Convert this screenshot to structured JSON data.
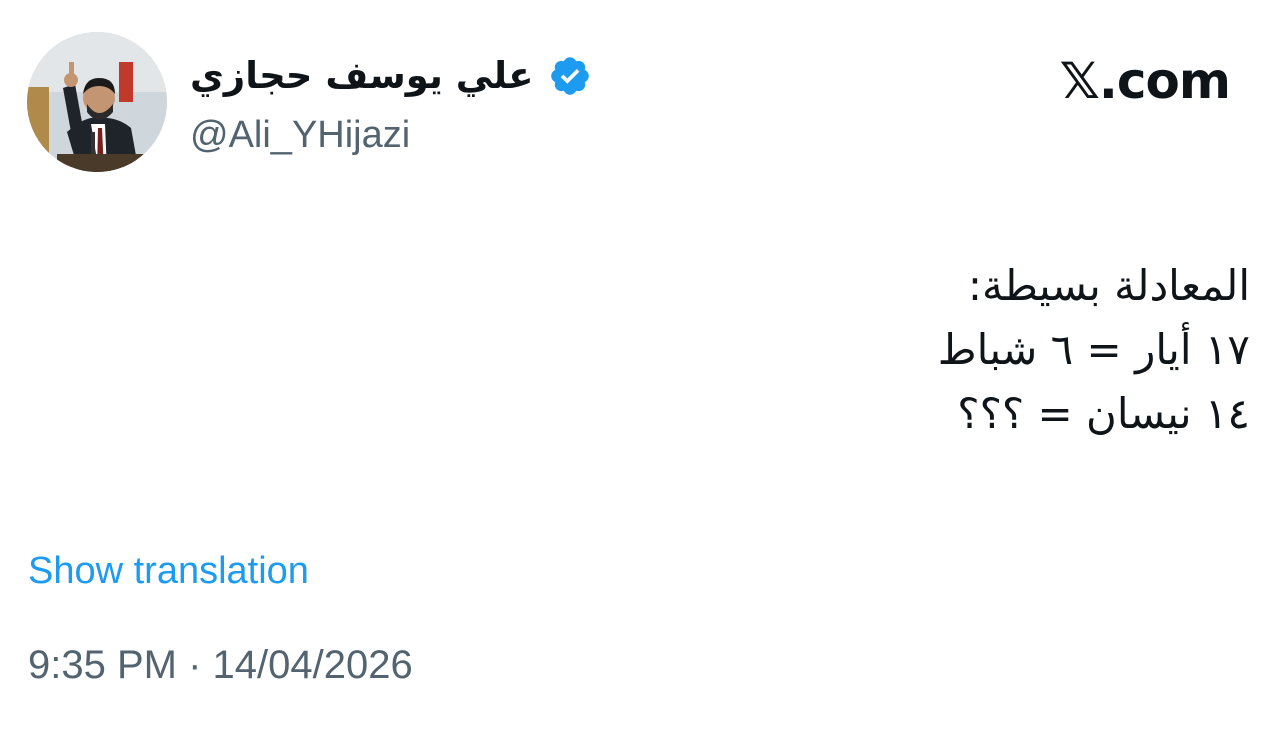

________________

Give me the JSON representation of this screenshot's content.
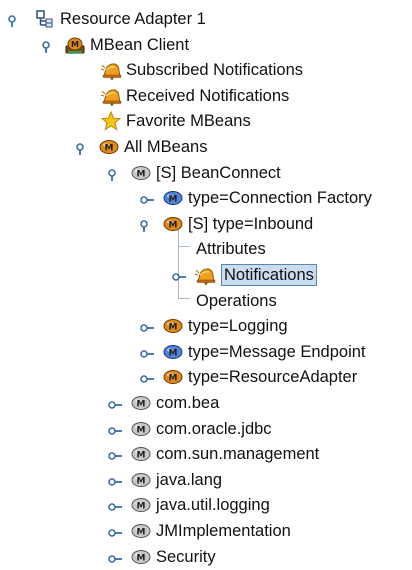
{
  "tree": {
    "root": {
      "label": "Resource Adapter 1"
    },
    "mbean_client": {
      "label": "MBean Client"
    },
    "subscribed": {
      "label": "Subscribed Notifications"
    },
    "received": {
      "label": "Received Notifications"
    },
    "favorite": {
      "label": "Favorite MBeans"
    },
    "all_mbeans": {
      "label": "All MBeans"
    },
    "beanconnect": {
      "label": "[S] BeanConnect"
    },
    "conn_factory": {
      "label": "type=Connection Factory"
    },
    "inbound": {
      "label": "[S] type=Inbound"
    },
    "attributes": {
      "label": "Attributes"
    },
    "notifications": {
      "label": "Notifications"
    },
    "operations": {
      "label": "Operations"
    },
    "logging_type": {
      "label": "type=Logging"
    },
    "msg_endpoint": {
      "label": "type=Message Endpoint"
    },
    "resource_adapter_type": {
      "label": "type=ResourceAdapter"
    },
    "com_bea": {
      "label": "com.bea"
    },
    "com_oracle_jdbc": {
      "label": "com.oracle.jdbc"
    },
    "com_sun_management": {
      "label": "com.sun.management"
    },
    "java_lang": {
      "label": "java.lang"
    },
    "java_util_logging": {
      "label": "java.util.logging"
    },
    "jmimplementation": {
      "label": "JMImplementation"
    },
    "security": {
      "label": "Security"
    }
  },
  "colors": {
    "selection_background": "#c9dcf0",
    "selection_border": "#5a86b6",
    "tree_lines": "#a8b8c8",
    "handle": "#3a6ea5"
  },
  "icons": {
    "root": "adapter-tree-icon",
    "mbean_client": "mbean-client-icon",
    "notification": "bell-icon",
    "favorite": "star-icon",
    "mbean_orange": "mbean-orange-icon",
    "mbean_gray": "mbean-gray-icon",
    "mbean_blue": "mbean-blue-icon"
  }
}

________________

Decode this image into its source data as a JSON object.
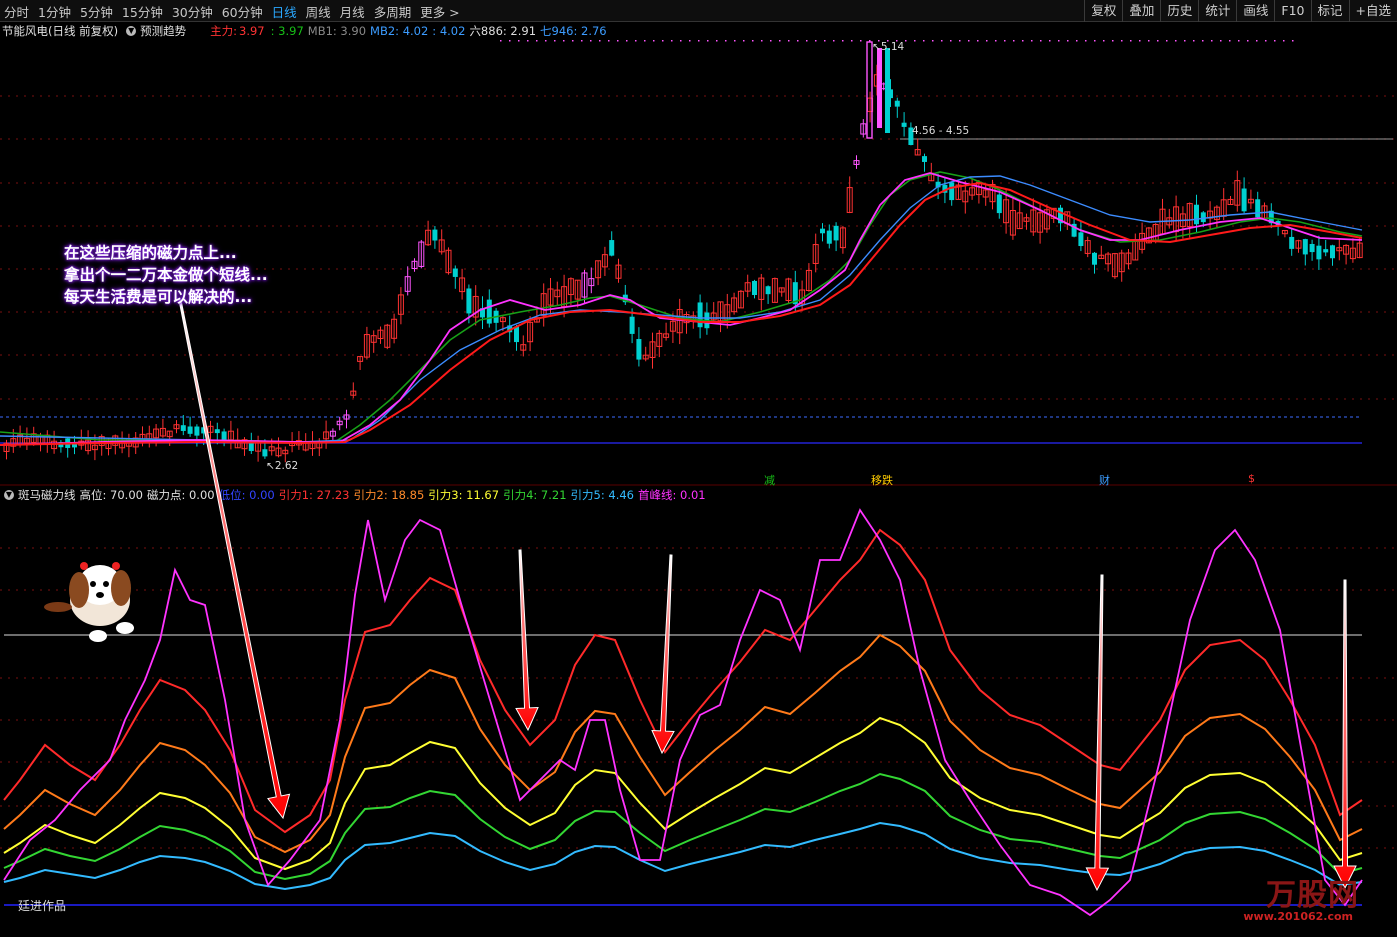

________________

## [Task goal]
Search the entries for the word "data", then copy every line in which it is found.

## [Completed task]
Convert this screenshot to structured JSON data.
Decode this image into its source data as a JSON object.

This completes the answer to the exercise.